> _REQUIRED WORK_: Scan the records for the string "commit" and copy every line that holds it.

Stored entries
___

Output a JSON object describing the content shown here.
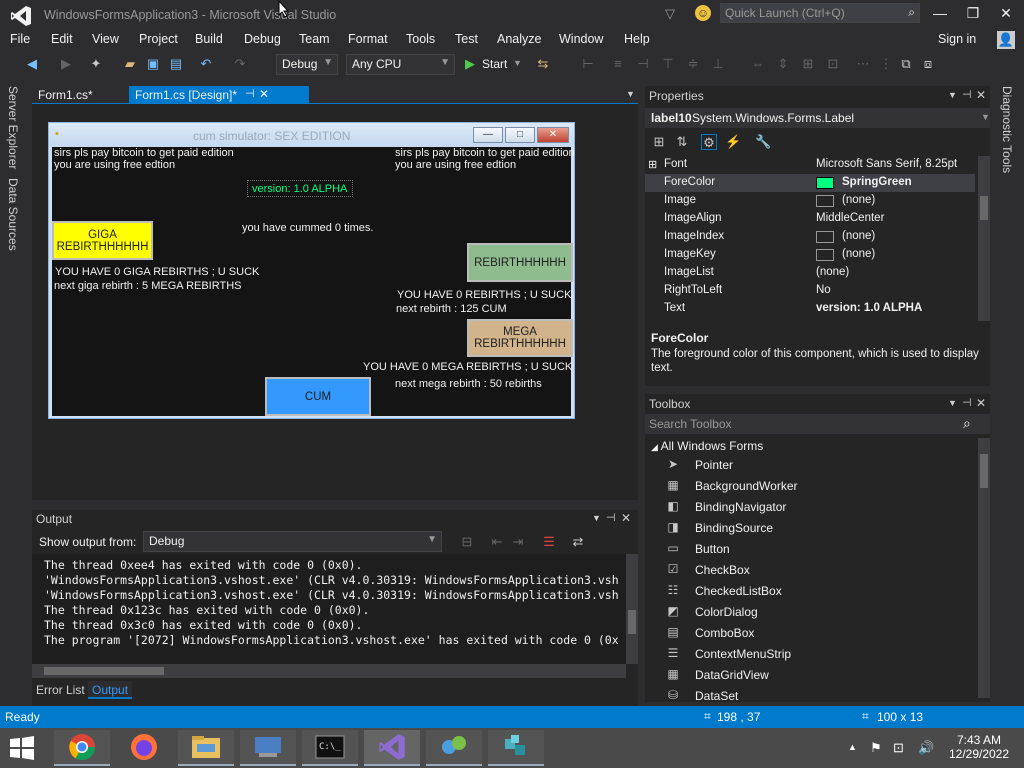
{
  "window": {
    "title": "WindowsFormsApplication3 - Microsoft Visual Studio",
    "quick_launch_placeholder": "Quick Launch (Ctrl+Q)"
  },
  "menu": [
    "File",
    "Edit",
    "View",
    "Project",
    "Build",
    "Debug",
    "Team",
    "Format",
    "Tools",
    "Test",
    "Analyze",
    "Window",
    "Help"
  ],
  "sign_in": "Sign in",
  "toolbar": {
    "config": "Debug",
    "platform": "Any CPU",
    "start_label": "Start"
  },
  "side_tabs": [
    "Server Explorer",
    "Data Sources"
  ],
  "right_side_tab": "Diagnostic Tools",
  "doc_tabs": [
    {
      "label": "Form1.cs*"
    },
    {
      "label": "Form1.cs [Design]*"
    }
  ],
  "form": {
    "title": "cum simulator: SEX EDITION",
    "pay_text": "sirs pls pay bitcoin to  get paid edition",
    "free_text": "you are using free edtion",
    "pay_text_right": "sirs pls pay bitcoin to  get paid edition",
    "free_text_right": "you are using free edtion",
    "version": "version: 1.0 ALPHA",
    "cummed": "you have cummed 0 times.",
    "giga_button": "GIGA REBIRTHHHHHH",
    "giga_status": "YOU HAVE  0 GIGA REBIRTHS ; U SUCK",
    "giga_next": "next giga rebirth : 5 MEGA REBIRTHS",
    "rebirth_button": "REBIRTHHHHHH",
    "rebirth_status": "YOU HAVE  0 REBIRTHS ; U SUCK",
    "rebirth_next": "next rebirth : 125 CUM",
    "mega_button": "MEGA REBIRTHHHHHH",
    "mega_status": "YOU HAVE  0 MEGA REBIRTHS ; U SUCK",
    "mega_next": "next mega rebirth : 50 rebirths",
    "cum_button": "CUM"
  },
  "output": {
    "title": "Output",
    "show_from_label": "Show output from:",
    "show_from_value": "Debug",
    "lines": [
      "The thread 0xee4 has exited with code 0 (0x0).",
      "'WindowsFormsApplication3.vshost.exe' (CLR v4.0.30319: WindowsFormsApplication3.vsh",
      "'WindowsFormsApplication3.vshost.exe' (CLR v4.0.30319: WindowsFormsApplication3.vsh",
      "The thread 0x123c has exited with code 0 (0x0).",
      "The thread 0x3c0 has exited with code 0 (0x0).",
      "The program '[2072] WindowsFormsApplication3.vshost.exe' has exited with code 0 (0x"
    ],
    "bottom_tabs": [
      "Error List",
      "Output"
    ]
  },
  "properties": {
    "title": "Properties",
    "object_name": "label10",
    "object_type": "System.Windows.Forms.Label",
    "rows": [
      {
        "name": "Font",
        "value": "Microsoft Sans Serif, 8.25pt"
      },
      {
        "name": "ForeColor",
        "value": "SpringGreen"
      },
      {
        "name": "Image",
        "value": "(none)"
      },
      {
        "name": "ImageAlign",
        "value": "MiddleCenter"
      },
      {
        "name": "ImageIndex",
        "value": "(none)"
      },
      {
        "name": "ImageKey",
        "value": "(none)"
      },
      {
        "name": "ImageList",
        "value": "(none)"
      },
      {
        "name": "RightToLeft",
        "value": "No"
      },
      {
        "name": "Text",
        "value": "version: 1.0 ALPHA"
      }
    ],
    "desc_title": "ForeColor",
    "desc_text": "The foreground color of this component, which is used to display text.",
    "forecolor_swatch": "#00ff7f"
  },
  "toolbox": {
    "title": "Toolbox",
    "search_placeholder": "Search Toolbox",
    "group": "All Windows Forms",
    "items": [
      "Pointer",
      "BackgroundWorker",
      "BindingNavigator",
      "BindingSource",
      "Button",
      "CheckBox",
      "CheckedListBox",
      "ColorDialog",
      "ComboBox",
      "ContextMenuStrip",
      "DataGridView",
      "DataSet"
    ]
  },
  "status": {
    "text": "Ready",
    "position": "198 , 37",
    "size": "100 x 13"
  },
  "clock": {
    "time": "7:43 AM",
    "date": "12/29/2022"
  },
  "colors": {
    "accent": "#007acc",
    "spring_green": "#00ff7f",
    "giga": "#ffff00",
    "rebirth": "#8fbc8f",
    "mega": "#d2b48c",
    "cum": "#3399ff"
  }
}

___

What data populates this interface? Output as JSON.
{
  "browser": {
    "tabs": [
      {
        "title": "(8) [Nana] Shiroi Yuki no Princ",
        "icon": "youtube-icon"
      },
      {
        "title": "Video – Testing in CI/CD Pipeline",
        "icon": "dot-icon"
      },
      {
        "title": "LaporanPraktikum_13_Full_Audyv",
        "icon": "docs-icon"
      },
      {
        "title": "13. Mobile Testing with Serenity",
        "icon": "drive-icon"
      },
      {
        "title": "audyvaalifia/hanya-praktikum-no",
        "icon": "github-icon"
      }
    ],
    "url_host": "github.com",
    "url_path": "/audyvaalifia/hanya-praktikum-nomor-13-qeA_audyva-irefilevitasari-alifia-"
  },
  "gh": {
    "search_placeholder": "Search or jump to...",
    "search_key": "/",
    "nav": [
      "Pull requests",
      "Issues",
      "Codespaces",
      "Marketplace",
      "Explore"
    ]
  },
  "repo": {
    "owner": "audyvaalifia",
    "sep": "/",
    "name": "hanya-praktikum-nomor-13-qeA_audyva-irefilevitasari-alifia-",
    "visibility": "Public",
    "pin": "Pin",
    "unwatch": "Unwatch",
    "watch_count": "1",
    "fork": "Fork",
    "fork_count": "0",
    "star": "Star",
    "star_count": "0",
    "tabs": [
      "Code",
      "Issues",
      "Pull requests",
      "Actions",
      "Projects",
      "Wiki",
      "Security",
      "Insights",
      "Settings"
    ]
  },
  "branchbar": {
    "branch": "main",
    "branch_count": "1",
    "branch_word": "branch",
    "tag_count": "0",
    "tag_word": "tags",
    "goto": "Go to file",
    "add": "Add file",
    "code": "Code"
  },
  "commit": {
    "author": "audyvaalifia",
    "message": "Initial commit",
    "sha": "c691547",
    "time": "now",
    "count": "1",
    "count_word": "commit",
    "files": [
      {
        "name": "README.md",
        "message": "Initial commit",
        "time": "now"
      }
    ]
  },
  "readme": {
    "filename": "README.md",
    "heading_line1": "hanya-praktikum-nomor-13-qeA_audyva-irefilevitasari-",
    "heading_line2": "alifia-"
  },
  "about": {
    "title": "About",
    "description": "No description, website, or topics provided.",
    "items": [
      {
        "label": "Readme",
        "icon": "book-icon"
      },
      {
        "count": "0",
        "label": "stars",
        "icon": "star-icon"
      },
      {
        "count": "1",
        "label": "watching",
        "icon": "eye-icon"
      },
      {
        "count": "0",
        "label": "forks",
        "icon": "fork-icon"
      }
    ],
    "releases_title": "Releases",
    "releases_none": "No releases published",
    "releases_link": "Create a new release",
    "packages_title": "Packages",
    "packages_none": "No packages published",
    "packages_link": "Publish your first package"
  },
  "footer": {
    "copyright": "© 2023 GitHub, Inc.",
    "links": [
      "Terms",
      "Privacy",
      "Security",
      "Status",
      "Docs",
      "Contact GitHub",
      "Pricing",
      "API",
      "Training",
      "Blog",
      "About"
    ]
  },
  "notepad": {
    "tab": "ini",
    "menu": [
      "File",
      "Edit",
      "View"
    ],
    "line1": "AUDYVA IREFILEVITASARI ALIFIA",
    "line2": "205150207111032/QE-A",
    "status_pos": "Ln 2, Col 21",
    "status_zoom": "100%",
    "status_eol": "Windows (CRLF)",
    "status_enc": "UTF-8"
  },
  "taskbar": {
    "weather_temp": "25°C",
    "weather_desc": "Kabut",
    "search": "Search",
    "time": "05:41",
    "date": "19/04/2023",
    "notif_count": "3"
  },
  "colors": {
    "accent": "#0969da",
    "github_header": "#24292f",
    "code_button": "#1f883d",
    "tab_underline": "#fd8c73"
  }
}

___

> _RESPONSE TO THE EXERCISE_:
  "commit": {
    "message": "Initial commit",
    "count_word": "commit",
        "message": "Initial commit",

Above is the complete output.